I am torn between being baffled by the anger and totally understanding it. Not because I agree with it (most of the angry people seem to think Target has a nefarious agenda, which: CUCKOO!) but because I get where those people are coming from, at least on one level: human beings love labels.
Labels are comforting. Nothing scares us like stuff we don’t understand, and labels help us understand things.
My son is white. He is male. He is an American. He may be straight or gay, he may be religious or not, he may be liberal or conservative. But if I have my way, he’ll be none of those things.
He’ll just be a human being, like everyone else.
Our need for labels and categories starts early. We can hardly let a minute go by without putting someone in a box, whether it’s based on race, age, lifestyle or religion.
Who my son becomes is far more important to me than what he becomes, or what he already is. I have a dream that the content of his character will outweigh the close-mindedness of his assigned categories.
I know the kind of person I want my son to mature into: one that’s kind and patient and humble and hard-working and creative and ambitious and honest and brave. One who won’t let whatever boxes he checks off on his college application define or limit who he is or who he can interact with. One that will resist the superficial, census-taker’s description of a person and won’t be afraid to get to know others beyond their demographic designations.
I don’t yet know what, or really even who, my son will become.
Will he be a doctor? A musician? Will he be tall? Fat? Will he be a cat person (actually, I know this one)? Will he like bluegrass music?
But mostly I don’t want him to be limited by pre-conceptions. And I don’t want him to limit himself by seeing those same limitations in other people. I don’t want to raise him within society’s arbitrary categories, because those categories quickly become walls.
I’m categorically opposed to categorizing kids.
Removing generalizations will allow me to teach my son the value of individuality, in himself and in others. Rather than focus on the broader aspects of his existence, the commonalities that are often used to put him in a box and, ironically, isolate him from other people, I’m going to focus on the specific traits that make him an individual.
So I won’t emphasize to my son the fact that he’s American. Or white. Or male. I’ll raise him to be himself, and to see others as themselves. Not as their categories.
This is why I’m good with Target’s recent decision to remove gender labels from their aisles. Whether we admit it or not, peer pressure influences kids early, and peer pressure comes in many forms, the strongest of which may well be our so-called societal norms, like gender roles. My own brothers were annoyed when we got Detective Munch a play kitchen, never mind the fact that my son loved it and still loves it. Why should I deprive him of something that makes him so happy just because it’s “supposed to be” for girls? Forcing kids into pre-assigned boxes before they even know what boxes are is just stupid. Not to mention exactly the kind of thinking that propagates the intolerance so many of these angry shoppers are currently displaying towards the department store.
The gender-assignations at department stores are for parents, who are worried about Caitlyn and gay marriage and Sodom and Gomorrah.
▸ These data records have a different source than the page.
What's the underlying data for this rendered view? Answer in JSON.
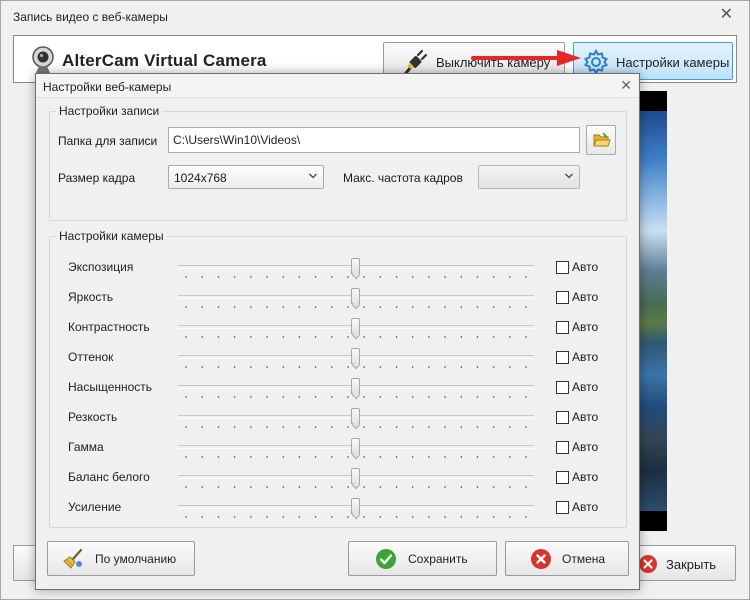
{
  "window": {
    "title": "Запись видео с веб-камеры",
    "close_glyph": "✕"
  },
  "header": {
    "brand": "AlterCam Virtual Camera",
    "disable_camera_label": "Выключить камеру",
    "camera_settings_label": "Настройки камеры"
  },
  "footer": {
    "close_label": "Закрыть"
  },
  "dialog": {
    "title": "Настройки веб-камеры",
    "close_glyph": "✕",
    "recording": {
      "group_label": "Настройки записи",
      "folder_label": "Папка для записи",
      "folder_value": "C:\\Users\\Win10\\Videos\\",
      "frame_size_label": "Размер кадра",
      "frame_size_value": "1024x768",
      "max_fps_label": "Макс. частота кадров",
      "max_fps_value": ""
    },
    "camera": {
      "group_label": "Настройки камеры",
      "auto_label": "Авто",
      "items": [
        {
          "label": "Экспозиция",
          "auto": false,
          "level": 0.5
        },
        {
          "label": "Яркость",
          "auto": false,
          "level": 0.5
        },
        {
          "label": "Контрастность",
          "auto": false,
          "level": 0.5
        },
        {
          "label": "Оттенок",
          "auto": false,
          "level": 0.5
        },
        {
          "label": "Насыщенность",
          "auto": false,
          "level": 0.5
        },
        {
          "label": "Резкость",
          "auto": false,
          "level": 0.5
        },
        {
          "label": "Гамма",
          "auto": false,
          "level": 0.5
        },
        {
          "label": "Баланс белого",
          "auto": false,
          "level": 0.5
        },
        {
          "label": "Усиление",
          "auto": false,
          "level": 0.5
        }
      ]
    },
    "buttons": {
      "default_label": "По умолчанию",
      "save_label": "Сохранить",
      "cancel_label": "Отмена"
    }
  },
  "icons": [
    "webcam-icon",
    "plug-icon",
    "gear-icon",
    "folder-open-icon",
    "broom-icon",
    "check-icon",
    "cancel-icon",
    "close-icon",
    "chevron-down-icon"
  ],
  "colors": {
    "accent_button_bg": "#bfe2fb",
    "accent_button_border": "#3c9ee8",
    "arrow": "#e8262a",
    "save_icon": "#3aa534",
    "cancel_icon": "#d9342b"
  }
}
I’m pretty secure in the fact that if my son falls in love with a man or feels uncomfortable in his skin, it won’t be because the Frozen bedsheets weren’t properly directed at little girls.
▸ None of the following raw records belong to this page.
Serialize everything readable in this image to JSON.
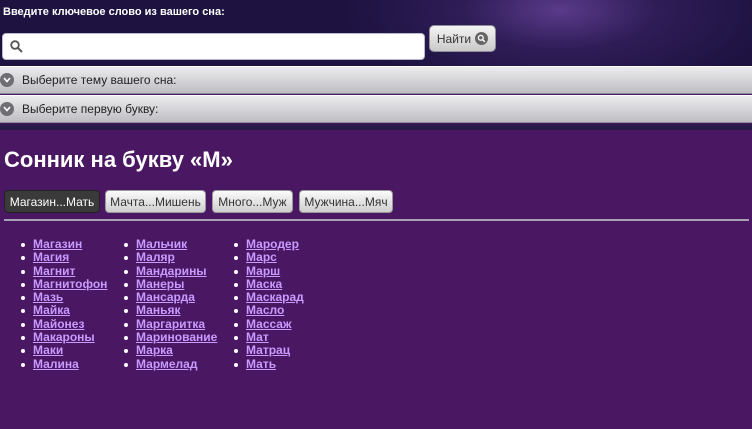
{
  "search": {
    "label": "Введите ключевое слово из вашего сна:",
    "value": "",
    "button_label": "Найти"
  },
  "accordion": {
    "theme_label": "Выберите тему вашего сна:",
    "letter_label": "Выберите первую букву:"
  },
  "page_title": "Сонник на букву «М»",
  "tabs": [
    {
      "label": "Магазин...Мать",
      "active": true
    },
    {
      "label": "Мачта...Мишень",
      "active": false
    },
    {
      "label": "Много...Муж",
      "active": false
    },
    {
      "label": "Мужчина...Мяч",
      "active": false
    }
  ],
  "words": {
    "col1": [
      "Магазин",
      "Магия",
      "Магнит",
      "Магнитофон",
      "Мазь",
      "Майка",
      "Майонез",
      "Макароны",
      "Маки",
      "Малина"
    ],
    "col2": [
      "Мальчик",
      "Маляр",
      "Мандарины",
      "Манеры",
      "Мансарда",
      "Маньяк",
      "Маргаритка",
      "Маринование",
      "Марка",
      "Мармелад"
    ],
    "col3": [
      "Мародер",
      "Марс",
      "Марш",
      "Маска",
      "Маскарад",
      "Масло",
      "Массаж",
      "Мат",
      "Матрац",
      "Мать"
    ]
  },
  "colors": {
    "background": "#4a1763",
    "link": "#c89bff",
    "header": "#1d1240"
  }
}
Society is going to herd them into their respective queues soon enough, why not let them roam unfettered for a while and see where it goes? Contrary to the naysayers belief that it will confuse kids, it seems more likely to me that it will broaden their minds. What good is trying to expose your children to as much of the world as possible if you immediately tell them that more than half of those parts aren’t available because of mere biological and demographic circumstance?
Resisting the urge to tell my son what he is and what he’s allowed to be will hopefully free him to be whatever he wants. And, in turn, will let him see others for whoever they are, as individuals, rather than as the circles they fill in with their number two pencils.
Target’s new policy isn’t going to stop adults from seeing the world the way they already do, but it just might help kids see more of it.